Segment Start: DATA EXTRACTS

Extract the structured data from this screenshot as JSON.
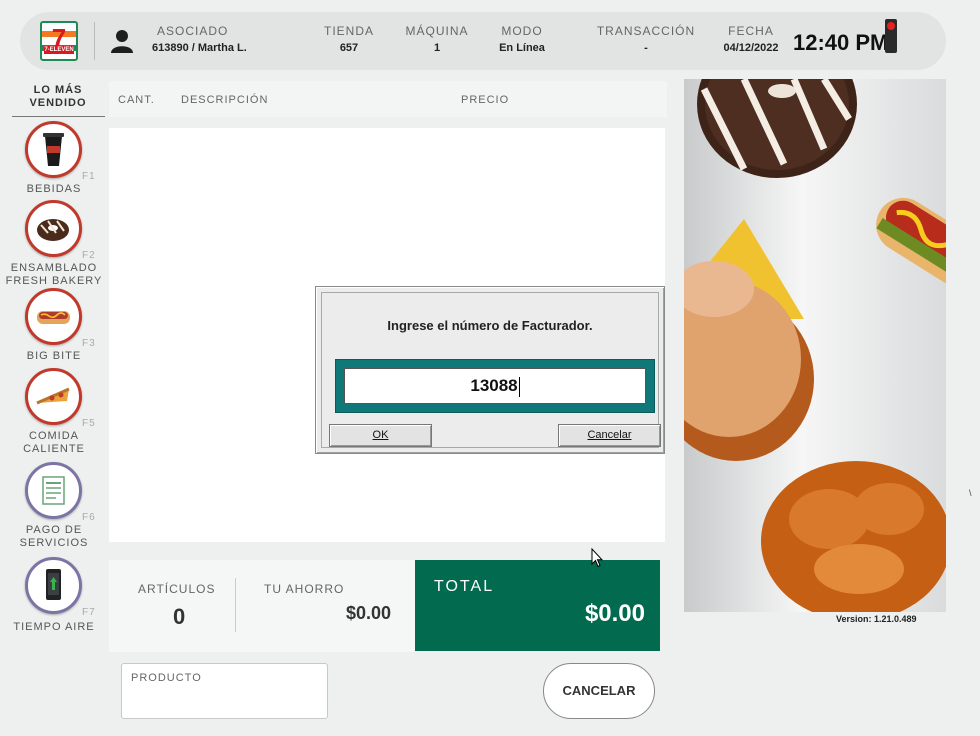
{
  "header": {
    "asociado_label": "ASOCIADO",
    "asociado_value": "613890 / Martha L.",
    "tienda_label": "TIENDA",
    "tienda_value": "657",
    "maquina_label": "MÁQUINA",
    "maquina_value": "1",
    "modo_label": "MODO",
    "modo_value": "En Línea",
    "transaccion_label": "TRANSACCIÓN",
    "transaccion_value": "-",
    "fecha_label": "FECHA",
    "fecha_value": "04/12/2022",
    "clock": "12:40 PM",
    "logo_text": "7-ELEVEN"
  },
  "sidebar": {
    "title": "LO MÁS VENDIDO",
    "items": [
      {
        "label": "BEBIDAS",
        "fkey": "F1",
        "icon": "drink-cup-icon"
      },
      {
        "label": "ENSAMBLADO FRESH BAKERY",
        "fkey": "F2",
        "icon": "donut-icon"
      },
      {
        "label": "BIG BITE",
        "fkey": "F3",
        "icon": "hotdog-icon"
      },
      {
        "label": "COMIDA CALIENTE",
        "fkey": "F5",
        "icon": "pizza-icon"
      },
      {
        "label": "PAGO DE SERVICIOS",
        "fkey": "F6",
        "icon": "receipt-icon"
      },
      {
        "label": "TIEMPO AIRE",
        "fkey": "F7",
        "icon": "smartphone-icon"
      }
    ]
  },
  "list": {
    "col_qty": "CANT.",
    "col_desc": "DESCRIPCIÓN",
    "col_price": "PRECIO"
  },
  "totals": {
    "articulos_label": "ARTÍCULOS",
    "articulos_value": "0",
    "ahorro_label": "TU AHORRO",
    "ahorro_value": "$0.00",
    "total_label": "TOTAL",
    "total_value": "$0.00"
  },
  "producto_label": "PRODUCTO",
  "cancel_button": "CANCELAR",
  "version": "Version: 1.21.0.489",
  "edge_mark": "\\",
  "dialog": {
    "message": "Ingrese el número de Facturador.",
    "input_value": "13088",
    "ok_label": "OK",
    "cancel_label": "Cancelar"
  },
  "colors": {
    "accent_green": "#016a4f",
    "dialog_frame": "#11787a",
    "category_ring": "#c0392b"
  }
}
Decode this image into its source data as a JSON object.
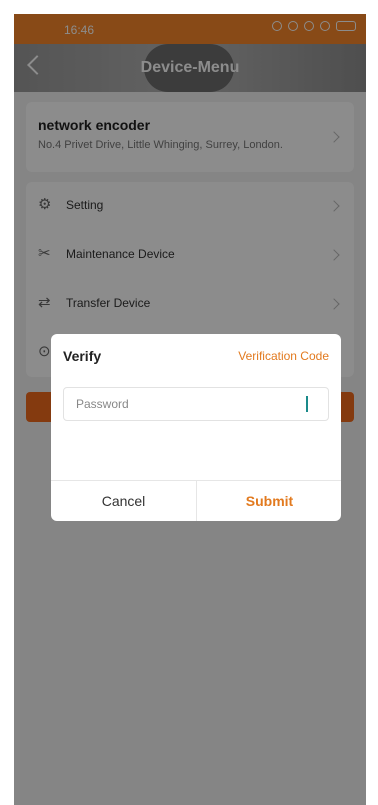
{
  "status_bar": {
    "time": "16:46"
  },
  "header": {
    "title": "Device-Menu"
  },
  "device": {
    "name": "network encoder",
    "address": "No.4 Privet Drive, Little Whinging, Surrey, London."
  },
  "menu": [
    {
      "label": "Setting",
      "icon": "gear-icon"
    },
    {
      "label": "Maintenance Device",
      "icon": "tools-icon"
    },
    {
      "label": "Transfer Device",
      "icon": "transfer-icon"
    },
    {
      "label": "",
      "icon": "upgrade-icon"
    }
  ],
  "dialog": {
    "title": "Verify",
    "link": "Verification Code",
    "password_placeholder": "Password",
    "cancel": "Cancel",
    "submit": "Submit"
  },
  "colors": {
    "accent": "#f7882a",
    "link": "#e27a1f",
    "button": "#f16a1c"
  }
}
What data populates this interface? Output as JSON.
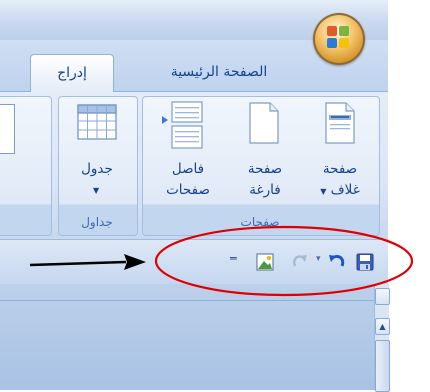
{
  "tabs": {
    "insert": "إدراج",
    "home": "الصفحة الرئيسية"
  },
  "groups": {
    "pages": {
      "label": "صفحات",
      "cover_page": {
        "line1": "صفحة",
        "line2": "غلاف",
        "has_dropdown": true
      },
      "blank_page": {
        "line1": "صفحة",
        "line2": "فارغة"
      },
      "page_break": {
        "line1": "فاصل",
        "line2": "صفحات"
      }
    },
    "tables": {
      "label": "جداول",
      "table": {
        "label": "جدول",
        "has_dropdown": true
      }
    }
  },
  "quick_access": {
    "items": [
      "save-icon",
      "undo-icon",
      "undo-dropdown-icon",
      "redo-icon",
      "insert-picture-icon",
      "customize-toolbar-icon"
    ]
  },
  "annotation": {
    "arrow": "arrow-icon",
    "ellipse_color": "#e00000"
  },
  "colors": {
    "ribbon_text": "#15428b",
    "ribbon_bg": "#dbe6f5",
    "highlight": "#e00000"
  }
}
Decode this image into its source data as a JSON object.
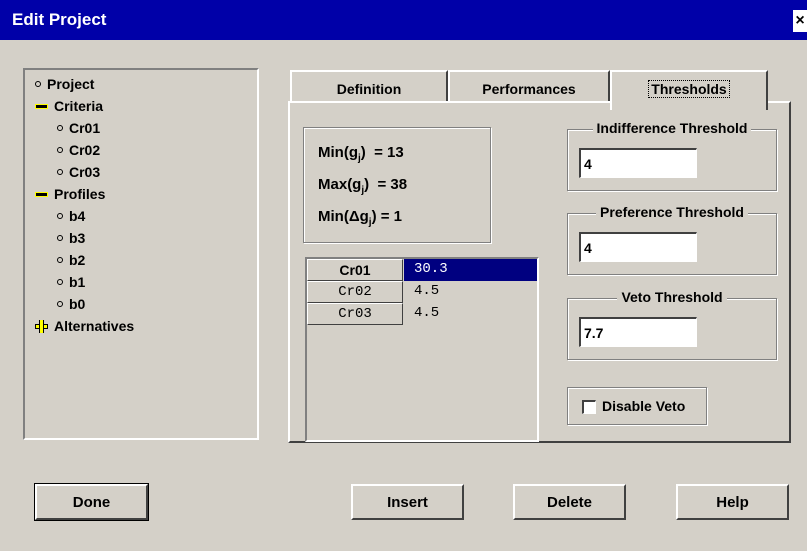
{
  "window": {
    "title": "Edit Project",
    "close_glyph": "×"
  },
  "tree": [
    {
      "label": "Project",
      "icon": "dot"
    },
    {
      "label": "Criteria",
      "icon": "minus"
    },
    {
      "label": "Cr01",
      "icon": "dot"
    },
    {
      "label": "Cr02",
      "icon": "dot"
    },
    {
      "label": "Cr03",
      "icon": "dot"
    },
    {
      "label": "Profiles",
      "icon": "minus"
    },
    {
      "label": "b4",
      "icon": "dot"
    },
    {
      "label": "b3",
      "icon": "dot"
    },
    {
      "label": "b2",
      "icon": "dot"
    },
    {
      "label": "b1",
      "icon": "dot"
    },
    {
      "label": "b0",
      "icon": "dot"
    },
    {
      "label": "Alternatives",
      "icon": "plus"
    }
  ],
  "tabs": [
    {
      "label": "Definition"
    },
    {
      "label": "Performances"
    },
    {
      "label": "Thresholds"
    }
  ],
  "stats": {
    "min_label": "Min",
    "min_value": "= 13",
    "max_label": "Max",
    "max_value": "= 38",
    "mindelta_label": "Min",
    "mindelta_value": "= 1",
    "g_sub": "j"
  },
  "grid": [
    {
      "criterion": "Cr01",
      "value": "30.3",
      "selected": true
    },
    {
      "criterion": "Cr02",
      "value": "4.5"
    },
    {
      "criterion": "Cr03",
      "value": "4.5"
    }
  ],
  "thresholds": {
    "indifference": {
      "label": "Indifference Threshold",
      "value": "4"
    },
    "preference": {
      "label": "Preference Threshold",
      "value": "4"
    },
    "veto": {
      "label": "Veto Threshold",
      "value": "7.7"
    }
  },
  "disable_veto": {
    "label": "Disable Veto",
    "checked": false
  },
  "buttons": {
    "done": "Done",
    "insert": "Insert",
    "delete": "Delete",
    "help": "Help"
  }
}
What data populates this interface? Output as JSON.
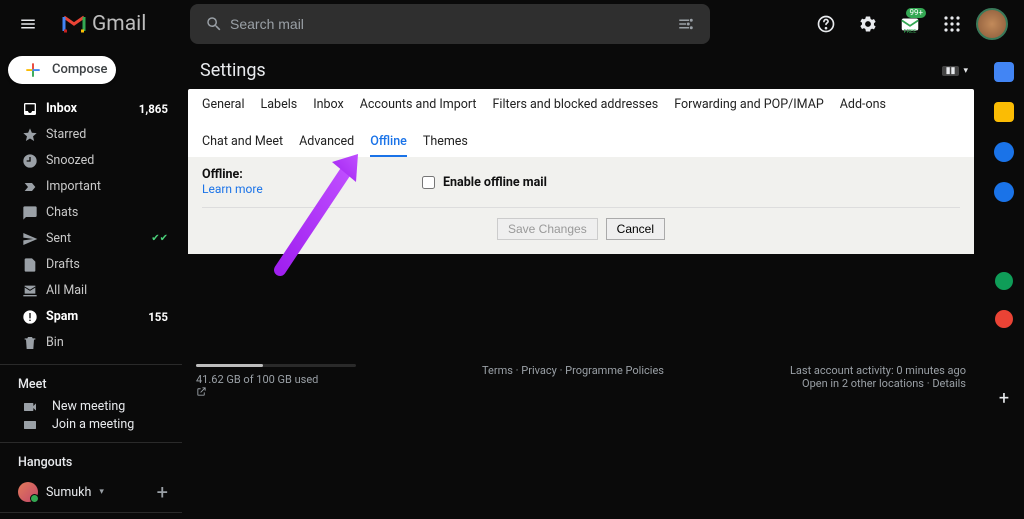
{
  "header": {
    "app_name": "Gmail",
    "search_placeholder": "Search mail",
    "notif_count": "99+"
  },
  "sidebar": {
    "compose_label": "Compose",
    "items": [
      {
        "icon": "inbox",
        "label": "Inbox",
        "count": "1,865",
        "bold": true
      },
      {
        "icon": "star",
        "label": "Starred",
        "count": "",
        "bold": false
      },
      {
        "icon": "clock",
        "label": "Snoozed",
        "count": "",
        "bold": false
      },
      {
        "icon": "important",
        "label": "Important",
        "count": "",
        "bold": false
      },
      {
        "icon": "chat",
        "label": "Chats",
        "count": "",
        "bold": false
      },
      {
        "icon": "send",
        "label": "Sent",
        "count": "",
        "bold": false,
        "sent_checks": true
      },
      {
        "icon": "draft",
        "label": "Drafts",
        "count": "",
        "bold": false
      },
      {
        "icon": "allmail",
        "label": "All Mail",
        "count": "",
        "bold": false
      },
      {
        "icon": "spam",
        "label": "Spam",
        "count": "155",
        "bold": true
      },
      {
        "icon": "bin",
        "label": "Bin",
        "count": "",
        "bold": false
      }
    ],
    "meet_title": "Meet",
    "meet_new": "New meeting",
    "meet_join": "Join a meeting",
    "hangouts_title": "Hangouts",
    "hangouts_user": "Sumukh"
  },
  "settings": {
    "title": "Settings",
    "lang_flag": "🏳",
    "tabs": [
      "General",
      "Labels",
      "Inbox",
      "Accounts and Import",
      "Filters and blocked addresses",
      "Forwarding and POP/IMAP",
      "Add-ons",
      "Chat and Meet",
      "Advanced",
      "Offline",
      "Themes"
    ],
    "active_tab": "Offline",
    "section_label": "Offline:",
    "learn_more": "Learn more",
    "checkbox_label": "Enable offline mail",
    "save_label": "Save Changes",
    "cancel_label": "Cancel"
  },
  "footer": {
    "storage_text": "41.62 GB of 100 GB used",
    "terms": "Terms",
    "privacy": "Privacy",
    "policies": "Programme Policies",
    "activity": "Last account activity: 0 minutes ago",
    "locations": "Open in 2 other locations",
    "details": "Details"
  },
  "accent": "#1a73e8"
}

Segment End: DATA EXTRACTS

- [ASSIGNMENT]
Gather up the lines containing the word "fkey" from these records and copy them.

- [THE ANSWER]
        "fkey": "F1",
        "fkey": "F2",
        "fkey": "F3",
        "fkey": "F5",
        "fkey": "F6",
        "fkey": "F7",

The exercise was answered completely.